I am continuing to record and post episodes of my Timeless Files podcast about the TV series Timeless, now looking at Season 2. The series just keeps getting better and better. All episodes of the podcast are available at PodBean, iTunes, Stitcher, TuneIn and wherever else you get your podcasts.
I’ve been sitting on this news for a little while. I’m delighted to say my story “The Restaurant Trade” will be published in the forthcoming anthology, TALES FROM PLEXIS. These are stories set in and around Julie E. Czerneda’s Clan Chronicles books. It is a real pleasure to contribute to this. I’m greatly looking forward to reading all the stories when the book is published, which is scheduled for late 2018, from DAW.
My new free podcast discussing the TV show Timeless is live in iTunes and also available at podbean.com. Timeless is a great show and deserves a big following. Whether you’re a fan or just curious to learn more, I hope you’ll have a listen.
I’m unable to take part in NaNoWriMo this year, but now seems like a good time to reflect on taking part last year.
First and foremost, NaNoWriMo is about getting words down. It’s about getting used to writing every day. Sitting in the chair and doing it. Inevitably that might mean the words aren’t as good as you would hope for, and the story is not as coherent as you would wish. That’s ok. There are limits to what you can do in a month. But the main goal is to write 50K words and that’s the one thing you shouldn’t compromise on.
At the same time, I do not believe it is a good thing to write 50K words of utter crap. You can aim higher than that. You can try to push the idea in a more exciting direction every day. You can try to discover a story that you can someday stand behind and publish.
Every time you write something you learn new things about what makes a story work or not work. You learn about your own strengths and weaknesses as a writer, and see where you can improve. Most importantly you learn that you can do it. Self-doubt falls away, because you are, in fact, writing a story, and not just thinking about it.

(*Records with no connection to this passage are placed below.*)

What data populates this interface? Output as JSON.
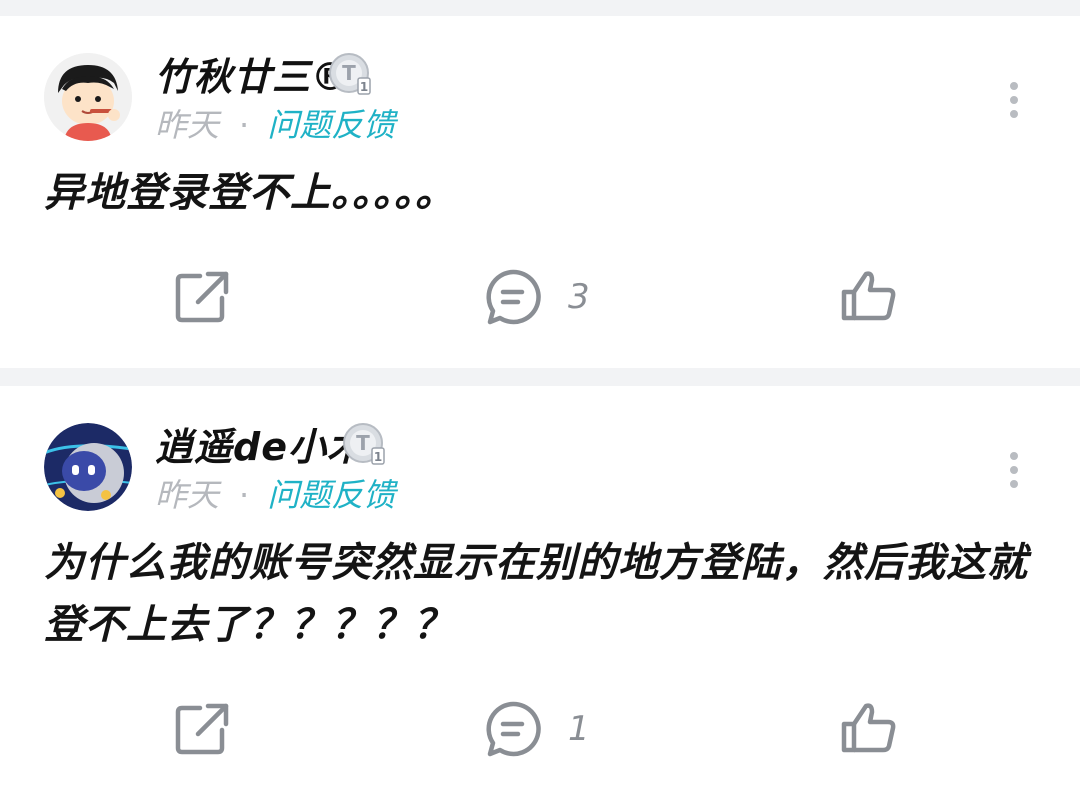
{
  "posts": [
    {
      "username": "竹秋廿三®",
      "time": "昨天",
      "separator": "·",
      "category": "问题反馈",
      "content": "异地登录登不上。。。。。",
      "badge_label": "T",
      "badge_level": "1",
      "comment_count": "3",
      "avatar": "cartoon-boy-avatar"
    },
    {
      "username": "逍遥de小木",
      "time": "昨天",
      "separator": "·",
      "category": "问题反馈",
      "content": "为什么我的账号突然显示在别的地方登陆，然后我这就登不上去了？？？？？",
      "badge_label": "T",
      "badge_level": "1",
      "comment_count": "1",
      "avatar": "robot-avatar"
    }
  ],
  "colors": {
    "category": "#1fb2c6",
    "muted": "#b5b8bd",
    "icon": "#8a8e94",
    "background": "#f2f3f5"
  },
  "icons": [
    "share-icon",
    "comment-icon",
    "like-icon",
    "more-icon",
    "tier-badge-icon"
  ]
}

What then if you fail? You might find that 50K words is actually too difficult for you, or that life intervenes in some way you could never have anticipated. Well, as soon as you’ve written one sentence, as soon as you’ve made a start, then you’ve succeeded to some extent. The glass really is half full with NaNoWriMo, or any other kind of actual writing. Actual writing always takes you forward. Even if you later scrap it and write something better.
But try to hit that 50K target. Have a plan. Write 1700 words every day. Or write less on weekdays but more on weekends. Track your progress. Know whether you’re ahead or falling behind. If you’re ahead keep going. Maybe even edit a little. Or think about how you would pitch this story to a publisher. What would make it stronger? If you’re behind, can you somehow devote more hours per day to the task? Or are you being too self-critical, too much of a perfectionist? This is a first draft, not a final manuscript.
Oh now I am wishing I had time for NaNoWriMo 2017. I don’t but I do have other goals for November. Best of luck to you if you’re giving it a go. Give it your best shot.
Everyone in Helsinki seemed to know the World Science Fiction convention was happening in their city. Even the airline knew they had a plane full of SF geeks, and they made a point of welcoming us. The convention itself got off to a shaky start with long queues and insufficient capacity in some of the rooms, but this was mostly sorted out by the second day.
I particularly enjoyed a panel on the subject of writing your first novel. I’m a bit past that now but it was interesting more generally about writing anything. Mysteriously, each panel had to wrap up after 45 minutes, despite having one-hour slots, often leaving me wanting more.
Food at the convention consisted mainly of burger meals. I experimented with a toasted sandwich at one point, which did not go well. The dealers room was mostly filled with books in Finnish, and people queuing up to ask George ‘Really Really’ Martin to sign something.
I got to hang out with Eeson & Becks all week and chat to them about Twin Peaks for their “Time for Cherry Pie and Coffee” podcast. Also managed at least brief chats with many writing friends who were attending, but in the bustle of a busy convention I never crossed paths with others.
Loved Helsinki itself. The food was excellent. The beer was expensive, but I expected this. It’s Scandinavia after all. Took a trip out to the island of Suomenlinna on the last full day. The island has its own brewery, as all islands should. Eventually I was forced to head home. The very efficient trains running regularly between Helsinki, the convention, and the airport, could not be faulted. Back in the UK, the service from Gatwick to Brighton was a different story.